How much did Lewis’s music itself influence your approach?
Yeah, that’s the number one influence in the end. I mean, I’ve long been obsessed with L’Amour in particular. Leading up to the shoot, I was pretty much listening to L’Amour on loop most days and just trying to let its texture guide my pre-visualization process. At points, I was even listening to the music on set. Before telling a story or doing a speculative biography, I was trying to adapt the music’s aural texture into cinema, you know? The emotions, the quietude, the impressionism. So that’s why, from day one, it was going to be 16mm. Thankfully, I got to work with the very talented Jessica Johnson and Ryan Ermacora: the foremost landscape filmmakers in the country. They have a new film this year, Anyox, which should have been at TIFF, if you ask me… It’s a beautiful work that unfurls a complex history of labour in a remote mining town in B.C. It’s about to play at VIFF and Festival du nouveau cinema. Anyways, to return to your question, the music was always there. It was the thing I had to honour above all.

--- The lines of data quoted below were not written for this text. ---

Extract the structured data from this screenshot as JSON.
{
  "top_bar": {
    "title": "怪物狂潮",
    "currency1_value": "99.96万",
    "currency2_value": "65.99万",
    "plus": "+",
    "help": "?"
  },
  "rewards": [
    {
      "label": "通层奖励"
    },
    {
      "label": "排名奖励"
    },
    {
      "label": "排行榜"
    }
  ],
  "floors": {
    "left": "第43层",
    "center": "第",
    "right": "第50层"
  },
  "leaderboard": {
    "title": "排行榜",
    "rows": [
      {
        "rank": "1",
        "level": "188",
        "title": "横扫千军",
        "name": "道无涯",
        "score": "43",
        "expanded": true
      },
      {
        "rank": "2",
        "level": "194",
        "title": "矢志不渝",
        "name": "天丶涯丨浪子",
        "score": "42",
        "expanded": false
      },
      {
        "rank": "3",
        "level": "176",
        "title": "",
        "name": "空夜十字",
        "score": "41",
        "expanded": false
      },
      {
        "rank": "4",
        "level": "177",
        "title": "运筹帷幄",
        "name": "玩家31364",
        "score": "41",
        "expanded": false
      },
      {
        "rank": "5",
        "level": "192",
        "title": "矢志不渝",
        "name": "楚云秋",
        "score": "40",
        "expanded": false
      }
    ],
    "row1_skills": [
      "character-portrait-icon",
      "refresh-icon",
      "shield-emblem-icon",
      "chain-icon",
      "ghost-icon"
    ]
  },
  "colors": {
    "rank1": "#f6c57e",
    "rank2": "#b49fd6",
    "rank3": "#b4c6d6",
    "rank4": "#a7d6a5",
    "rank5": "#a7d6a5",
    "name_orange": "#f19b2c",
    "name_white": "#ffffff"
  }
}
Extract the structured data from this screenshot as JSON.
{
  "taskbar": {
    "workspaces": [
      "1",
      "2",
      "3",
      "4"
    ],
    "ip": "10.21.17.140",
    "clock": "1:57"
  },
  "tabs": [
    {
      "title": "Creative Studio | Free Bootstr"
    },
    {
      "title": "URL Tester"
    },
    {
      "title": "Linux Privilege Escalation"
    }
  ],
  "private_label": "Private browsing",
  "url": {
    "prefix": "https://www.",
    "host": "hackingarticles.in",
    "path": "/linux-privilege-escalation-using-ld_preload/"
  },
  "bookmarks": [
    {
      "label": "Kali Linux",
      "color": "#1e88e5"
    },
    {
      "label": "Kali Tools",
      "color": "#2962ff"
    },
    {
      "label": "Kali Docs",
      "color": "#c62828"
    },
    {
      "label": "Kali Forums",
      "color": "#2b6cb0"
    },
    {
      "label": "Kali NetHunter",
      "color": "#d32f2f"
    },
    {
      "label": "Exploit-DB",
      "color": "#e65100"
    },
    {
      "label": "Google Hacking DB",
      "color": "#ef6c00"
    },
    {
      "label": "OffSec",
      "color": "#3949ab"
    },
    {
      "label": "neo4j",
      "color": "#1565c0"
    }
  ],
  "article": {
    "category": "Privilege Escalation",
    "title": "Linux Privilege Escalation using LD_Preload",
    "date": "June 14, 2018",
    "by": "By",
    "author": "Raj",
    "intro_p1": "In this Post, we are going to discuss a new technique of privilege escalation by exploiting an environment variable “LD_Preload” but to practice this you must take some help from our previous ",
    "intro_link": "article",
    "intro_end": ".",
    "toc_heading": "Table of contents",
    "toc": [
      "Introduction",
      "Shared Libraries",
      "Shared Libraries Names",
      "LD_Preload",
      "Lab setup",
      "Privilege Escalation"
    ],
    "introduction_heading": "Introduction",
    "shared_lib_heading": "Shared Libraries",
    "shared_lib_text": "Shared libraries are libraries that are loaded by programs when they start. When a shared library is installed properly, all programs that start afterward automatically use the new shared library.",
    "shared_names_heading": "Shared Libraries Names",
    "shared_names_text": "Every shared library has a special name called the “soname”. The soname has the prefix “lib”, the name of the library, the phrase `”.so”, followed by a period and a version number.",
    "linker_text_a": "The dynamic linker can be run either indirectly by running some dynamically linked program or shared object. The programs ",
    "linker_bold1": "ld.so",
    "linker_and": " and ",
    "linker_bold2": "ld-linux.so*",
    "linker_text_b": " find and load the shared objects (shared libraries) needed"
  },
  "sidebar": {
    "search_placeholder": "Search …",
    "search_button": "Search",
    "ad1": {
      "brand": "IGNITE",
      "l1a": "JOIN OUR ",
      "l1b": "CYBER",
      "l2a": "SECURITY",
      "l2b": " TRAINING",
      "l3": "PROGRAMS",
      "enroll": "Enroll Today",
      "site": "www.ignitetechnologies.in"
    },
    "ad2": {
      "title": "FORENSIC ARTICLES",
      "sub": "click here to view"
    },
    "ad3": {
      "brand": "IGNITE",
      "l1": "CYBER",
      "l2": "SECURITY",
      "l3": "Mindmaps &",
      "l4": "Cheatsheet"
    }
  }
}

Your past movies, I’d say, have extremely digital aesthetics. Did you find it was a challenge transitioning into 16mm?
The challenges were mostly practical. Foremost, I was alongside and supported by the aforementioned collaborators. Otherwise, the answer to that is probably a boring one: it’s just a lot more cumbersome and slow to work with. And this was a very small, shoestring production with a lot of locations. It was a lot slower to move and shoot. But otherwise, it was thrilling and ignited new processes and approaches.
With this film, I also wanted to take a conscious break from this kind of video game cinema that I was hitherto developing/working in. I also tried to do something entirely different. I tried to pre-visualize and map and design the film before going to camera. I really matured as a director, and I think shooting on 16mm was a part of that in that it necessitated growth on my part to be more precise.
Was there a challenge of how to preserve Lewis’ elusiveness while simultaneously telling a version of his story?
Frankly, I don’t know if it was a challenge because after a year of research and turning everything over, and reaching out to everyone I possibly could, I don’t know that much more than I did in 2014. You know, I learned some stuff that’s not in the public realm. But for the most part, Lewis remains pretty much a mystery to me. He’s far from demystified. And if he was, this film may not have taken shape.
One more question: as one of the comments that you cite in the movie suggests, should we accept the mystery?
Yeah, definitely. Mystery, and particularly this mystery, is just intoxicating, you know? It’s a rabbit hole with no end. I think we need more enigma again. In both cinema and in life. So if this film can provide a little bit of that, then I’m pleased. And likewise, if we can introduce people to Lewis, not only the rabbit hole of myth but also the music, then I’m fulfilled.
This interview has been edited and condensed for clarity and length.
Kurt Walker’s I Thought the World of You played in TIFF’s Wavelengths 2: Crisis of Contact programme. It will screen in the VIFF Short Forum: Program 1 on October 1st and 3rd and the Festival de nouveau cinema’s The New Alchemists 3 competition on October 9th and 13th.